    CAS  Article  PubMed  PubMed Central  Google Scholar 

Download references

Acknowledgements

This work was supported by the National Research Foundation of Korea (J.-S.K., 2012-0001225), the Intelligent Synthetic Biology Center of the Global Frontier Project funded by the Ministry of Education, Science and Technology, Korea (D.B., 2011-0031956), Korea Institute of Planning and Evaluation for Technology in Food, Agriculture, Forestry and Fisheries (S.K., 311062-04-2-sb1010), and Plant Molecular Breeding Center of Next-Generation BioGreen 21 Program (S.K., PJ009081).

Author information

Authors and Affiliations

Authors

Contributions

J.-S.K., S.K. and D.B. supervised the research and wrote the manuscript. All the other authors performed the experiments.

Corresponding authors

Correspondence to Seokjoong Kim or Jin-Soo Kim.

Ethics declarations

Competing interests

J.Y.Y., M.S.L., E.M.G., H.J.S. and S.K. are employees of ToolGen.

Supplementary information

Supplementary Text and Figures

Supplementary Figures 1–8, Supplementary Tables 2–6 and Supplementary Methods (PDF 2293 kb)

Supplementary Table 1

Supplementary Table 1 (XLSX 100 kb)

Supplementary Table 7

Supplementary Table 7 (XLSX 1501 kb)

Rights and permissions

Reprints and Permissions

About this article

Cite this article

Kim, Y., Kweon, J., Kim, A. et al. A library of TAL effector nucleases spanning the human genome.

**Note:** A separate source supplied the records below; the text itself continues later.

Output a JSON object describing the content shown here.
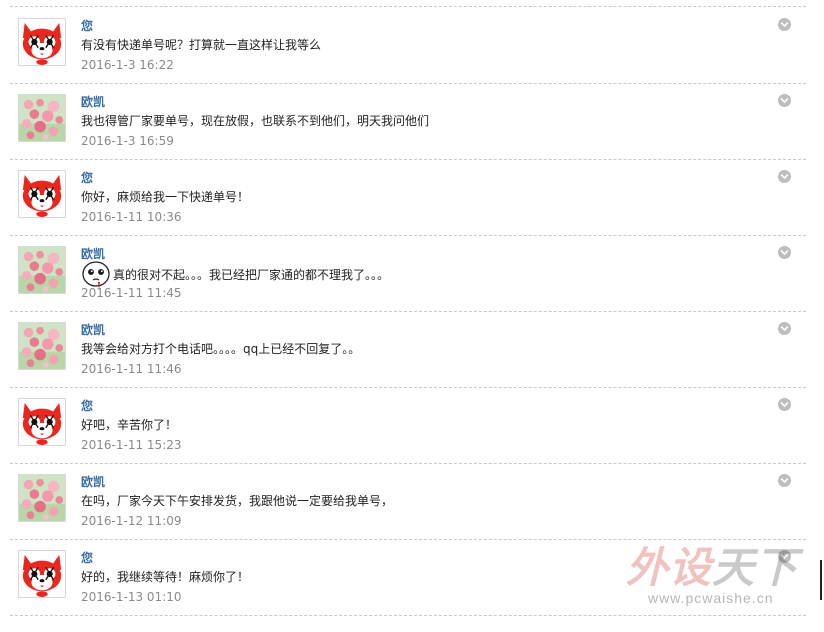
{
  "colors": {
    "sender": "#3a6ea5",
    "text": "#222222",
    "time": "#8a8a8a",
    "divider": "#c9c9c9",
    "menu_button": "#bdbdbd"
  },
  "icons": {
    "customer_avatar": "red-fox-cartoon-avatar",
    "seller_avatar": "pink-flowers-avatar",
    "menu": "chevron-down-circle-icon",
    "emoji": "crying-face-emoji"
  },
  "messages": [
    {
      "sender": "您",
      "avatar": "fox",
      "text": "有没有快递单号呢？打算就一直这样让我等么",
      "time": "2016-1-3 16:22"
    },
    {
      "sender": "欧凯",
      "avatar": "flowers",
      "text": "我也得管厂家要单号，现在放假，也联系不到他们，明天我问他们",
      "time": "2016-1-3 16:59"
    },
    {
      "sender": "您",
      "avatar": "fox",
      "text": "你好，麻烦给我一下快递单号！",
      "time": "2016-1-11 10:36"
    },
    {
      "sender": "欧凯",
      "avatar": "flowers",
      "text": "真的很对不起。。。我已经把厂家通的都不理我了。。。",
      "time": "2016-1-11 11:45",
      "emoji": true
    },
    {
      "sender": "欧凯",
      "avatar": "flowers",
      "text": "我等会给对方打个电话吧。。。。qq上已经不回复了。。",
      "time": "2016-1-11 11:46"
    },
    {
      "sender": "您",
      "avatar": "fox",
      "text": "好吧，辛苦你了！",
      "time": "2016-1-11 15:23"
    },
    {
      "sender": "欧凯",
      "avatar": "flowers",
      "text": "在吗，厂家今天下午安排发货，我跟他说一定要给我单号，",
      "time": "2016-1-12 11:09"
    },
    {
      "sender": "您",
      "avatar": "fox",
      "text": "好的，我继续等待！麻烦你了！",
      "time": "2016-1-13 01:10"
    }
  ],
  "watermark": {
    "main_red": "外设",
    "main_dark": "天下",
    "url": "www.pcwaishe.cn"
  }
}
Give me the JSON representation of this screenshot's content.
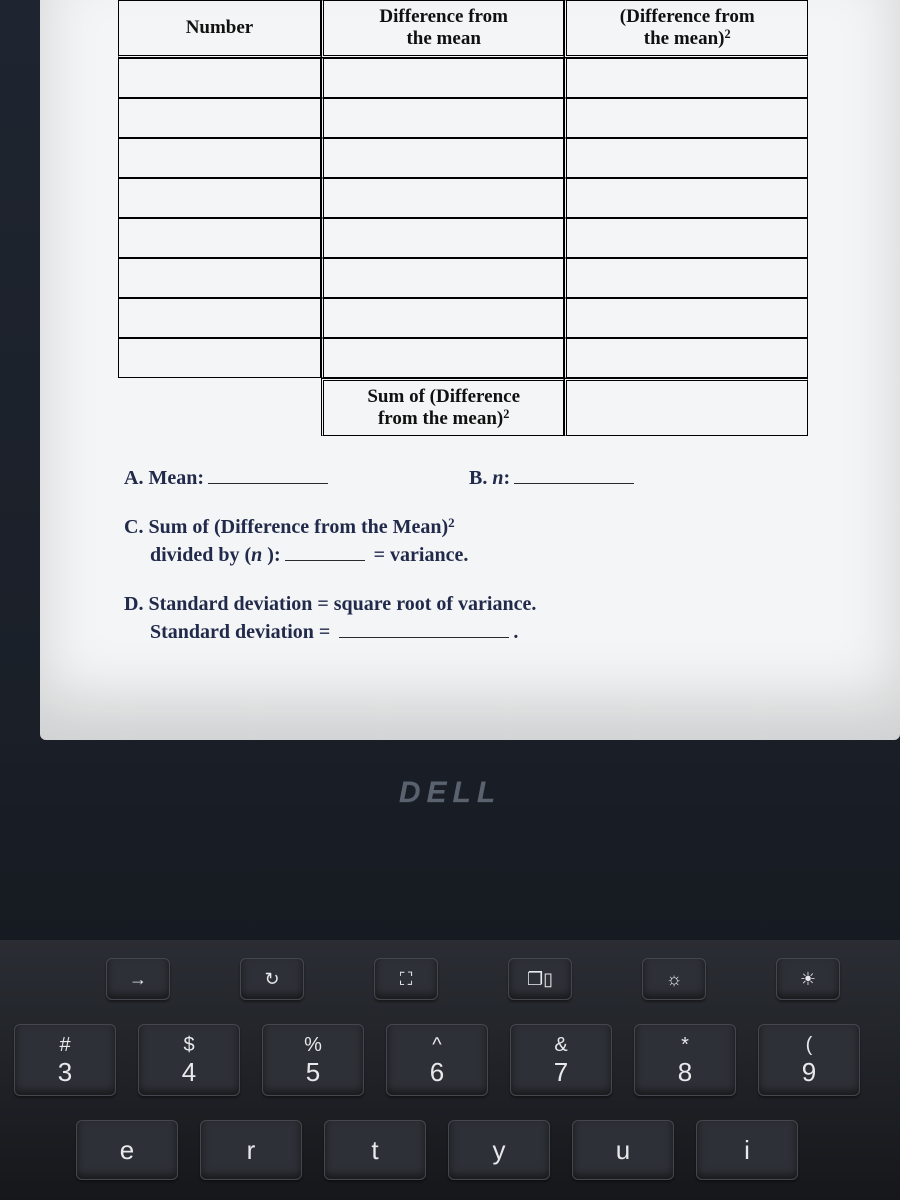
{
  "table": {
    "headers": {
      "number": "Number",
      "diff_line1": "Difference from",
      "diff_line2": "the mean",
      "sq_line1": "(Difference from",
      "sq_line2": "the mean)",
      "sq_sup": "2"
    },
    "row_count": 8,
    "sum_label_line1": "Sum of (Difference",
    "sum_label_line2": "from the mean)",
    "sum_label_sup": "2"
  },
  "prompts": {
    "a_label": "A.  Mean:",
    "b_label": "B.  ",
    "b_italic": "n",
    "b_colon": ":",
    "c_line1a": "C. Sum of (Difference from the Mean)",
    "c_sup": "2",
    "c_line2a": "divided by (",
    "c_line2_italic": "n",
    "c_line2b": " ):",
    "c_tail": "= variance.",
    "d_line1": "D. Standard deviation = square root of variance.",
    "d_line2": "Standard deviation =",
    "d_period": "."
  },
  "brand": "DELL",
  "keyboard": {
    "fn_row": [
      {
        "name": "arrow-right-icon",
        "glyph": "→"
      },
      {
        "name": "refresh-icon",
        "glyph": "↻"
      },
      {
        "name": "fullscreen-icon",
        "glyph": "⛶"
      },
      {
        "name": "overview-icon",
        "glyph": "❐▯"
      },
      {
        "name": "brightness-down-icon",
        "glyph": "☼"
      },
      {
        "name": "brightness-up-icon",
        "glyph": "☀"
      }
    ],
    "num_row": [
      {
        "sym": "#",
        "digit": "3",
        "name": "key-3"
      },
      {
        "sym": "$",
        "digit": "4",
        "name": "key-4"
      },
      {
        "sym": "%",
        "digit": "5",
        "name": "key-5"
      },
      {
        "sym": "^",
        "digit": "6",
        "name": "key-6"
      },
      {
        "sym": "&",
        "digit": "7",
        "name": "key-7"
      },
      {
        "sym": "*",
        "digit": "8",
        "name": "key-8"
      },
      {
        "sym": "(",
        "digit": "9",
        "name": "key-9"
      }
    ],
    "alpha_row": [
      {
        "label": "e",
        "name": "key-e"
      },
      {
        "label": "r",
        "name": "key-r"
      },
      {
        "label": "t",
        "name": "key-t"
      },
      {
        "label": "y",
        "name": "key-y"
      },
      {
        "label": "u",
        "name": "key-u"
      },
      {
        "label": "i",
        "name": "key-i"
      }
    ]
  }
}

Nat Biotechnol 31, 251–258 (2013). https://doi.org/10.1038/nbt.2517

Download citation

  • Received:

  • Accepted:

  • Published:

  • Issue Date:

  • DOI: https://doi.org/10.1038/nbt.2517

This article is cited by

Search

Quick links

Nature Briefing

Sign up for the Nature Briefing newsletter — what matters in science, free to your inbox daily.

Get the most important science stories of the day, free in your inbox. Sign up for Nature Briefing